-- Task description --
Give the data below again, word for word.

····················

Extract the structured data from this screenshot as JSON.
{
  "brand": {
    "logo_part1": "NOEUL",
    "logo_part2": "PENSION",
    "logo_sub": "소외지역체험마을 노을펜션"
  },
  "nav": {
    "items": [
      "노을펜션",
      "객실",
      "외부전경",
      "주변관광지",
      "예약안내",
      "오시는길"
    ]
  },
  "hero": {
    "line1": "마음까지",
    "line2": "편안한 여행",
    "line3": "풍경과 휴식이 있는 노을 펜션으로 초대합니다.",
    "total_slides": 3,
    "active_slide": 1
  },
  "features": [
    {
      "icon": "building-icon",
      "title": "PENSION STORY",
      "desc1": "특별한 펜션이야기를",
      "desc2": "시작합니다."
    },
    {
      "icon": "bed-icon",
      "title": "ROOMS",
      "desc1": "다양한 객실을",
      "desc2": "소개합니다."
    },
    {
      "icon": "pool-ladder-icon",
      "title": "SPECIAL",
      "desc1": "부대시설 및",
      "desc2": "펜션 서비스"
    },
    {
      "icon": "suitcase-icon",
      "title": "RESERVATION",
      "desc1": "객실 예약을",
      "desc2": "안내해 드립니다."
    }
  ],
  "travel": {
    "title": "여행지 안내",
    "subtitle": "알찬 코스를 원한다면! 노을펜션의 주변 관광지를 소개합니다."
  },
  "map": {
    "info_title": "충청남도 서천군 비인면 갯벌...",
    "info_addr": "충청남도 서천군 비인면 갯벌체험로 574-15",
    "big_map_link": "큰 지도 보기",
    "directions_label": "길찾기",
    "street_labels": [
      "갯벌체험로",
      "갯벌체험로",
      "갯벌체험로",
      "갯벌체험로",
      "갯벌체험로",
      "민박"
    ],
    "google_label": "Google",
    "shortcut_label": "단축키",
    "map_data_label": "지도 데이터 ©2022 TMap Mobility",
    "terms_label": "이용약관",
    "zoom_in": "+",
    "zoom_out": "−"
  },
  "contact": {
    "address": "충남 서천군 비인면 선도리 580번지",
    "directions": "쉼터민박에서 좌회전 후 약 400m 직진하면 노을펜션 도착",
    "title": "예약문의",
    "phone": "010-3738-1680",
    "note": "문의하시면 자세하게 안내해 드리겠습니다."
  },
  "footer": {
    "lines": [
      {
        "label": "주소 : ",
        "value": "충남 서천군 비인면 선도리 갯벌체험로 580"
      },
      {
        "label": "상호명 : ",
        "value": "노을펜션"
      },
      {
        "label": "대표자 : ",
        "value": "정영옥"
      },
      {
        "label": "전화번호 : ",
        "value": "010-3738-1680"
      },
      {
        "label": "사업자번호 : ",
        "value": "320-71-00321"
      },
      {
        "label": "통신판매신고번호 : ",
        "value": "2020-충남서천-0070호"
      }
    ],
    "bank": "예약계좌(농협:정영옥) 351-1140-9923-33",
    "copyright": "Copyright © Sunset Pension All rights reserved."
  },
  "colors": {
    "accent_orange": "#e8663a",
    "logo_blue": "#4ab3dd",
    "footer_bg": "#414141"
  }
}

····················

-- Response box --
Extract the structured data from this screenshot as JSON.
{
  "brand": {
    "logo_part1": "NOEUL",
    "logo_part2": "PENSION",
    "logo_sub": "소외지역체험마을 노을펜션"
  },
  "nav": {
    "items": [
      "노을펜션",
      "객실",
      "외부전경",
      "주변관광지",
      "예약안내",
      "오시는길"
    ]
  },
  "hero": {
    "line1": "마음까지",
    "line2": "편안한 여행",
    "line3": "풍경과 휴식이 있는 노을 펜션으로 초대합니다.",
    "total_slides": 3,
    "active_slide": 1
  },
  "features": [
    {
      "icon": "building-icon",
      "title": "PENSION STORY",
      "desc1": "특별한 펜션이야기를",
      "desc2": "시작합니다."
    },
    {
      "icon": "bed-icon",
      "title": "ROOMS",
      "desc1": "다양한 객실을",
      "desc2": "소개합니다."
    },
    {
      "icon": "pool-ladder-icon",
      "title": "SPECIAL",
      "desc1": "부대시설 및",
      "desc2": "펜션 서비스"
    },
    {
      "icon": "suitcase-icon",
      "title": "RESERVATION",
      "desc1": "객실 예약을",
      "desc2": "안내해 드립니다."
    }
  ],
  "travel": {
    "title": "여행지 안내",
    "subtitle": "알찬 코스를 원한다면! 노을펜션의 주변 관광지를 소개합니다."
  },
  "map": {
    "info_title": "충청남도 서천군 비인면 갯벌...",
    "info_addr": "충청남도 서천군 비인면 갯벌체험로 574-15",
    "big_map_link": "큰 지도 보기",
    "directions_label": "길찾기",
    "street_labels": [
      "갯벌체험로",
      "갯벌체험로",
      "갯벌체험로",
      "갯벌체험로",
      "갯벌체험로",
      "민박"
    ],
    "google_label": "Google",
    "shortcut_label": "단축키",
    "map_data_label": "지도 데이터 ©2022 TMap Mobility",
    "terms_label": "이용약관",
    "zoom_in": "+",
    "zoom_out": "−"
  },
  "contact": {
    "address": "충남 서천군 비인면 선도리 580번지",
    "directions": "쉼터민박에서 좌회전 후 약 400m 직진하면 노을펜션 도착",
    "title": "예약문의",
    "phone": "010-3738-1680",
    "note": "문의하시면 자세하게 안내해 드리겠습니다."
  },
  "footer": {
    "lines": [
      {
        "label": "주소 : ",
        "value": "충남 서천군 비인면 선도리 갯벌체험로 580"
      },
      {
        "label": "상호명 : ",
        "value": "노을펜션"
      },
      {
        "label": "대표자 : ",
        "value": "정영옥"
      },
      {
        "label": "전화번호 : ",
        "value": "010-3738-1680"
      },
      {
        "label": "사업자번호 : ",
        "value": "320-71-00321"
      },
      {
        "label": "통신판매신고번호 : ",
        "value": "2020-충남서천-0070호"
      }
    ],
    "bank": "예약계좌(농협:정영옥) 351-1140-9923-33",
    "copyright": "Copyright © Sunset Pension All rights reserved."
  },
  "colors": {
    "accent_orange": "#e8663a",
    "logo_blue": "#4ab3dd",
    "footer_bg": "#414141"
  }
}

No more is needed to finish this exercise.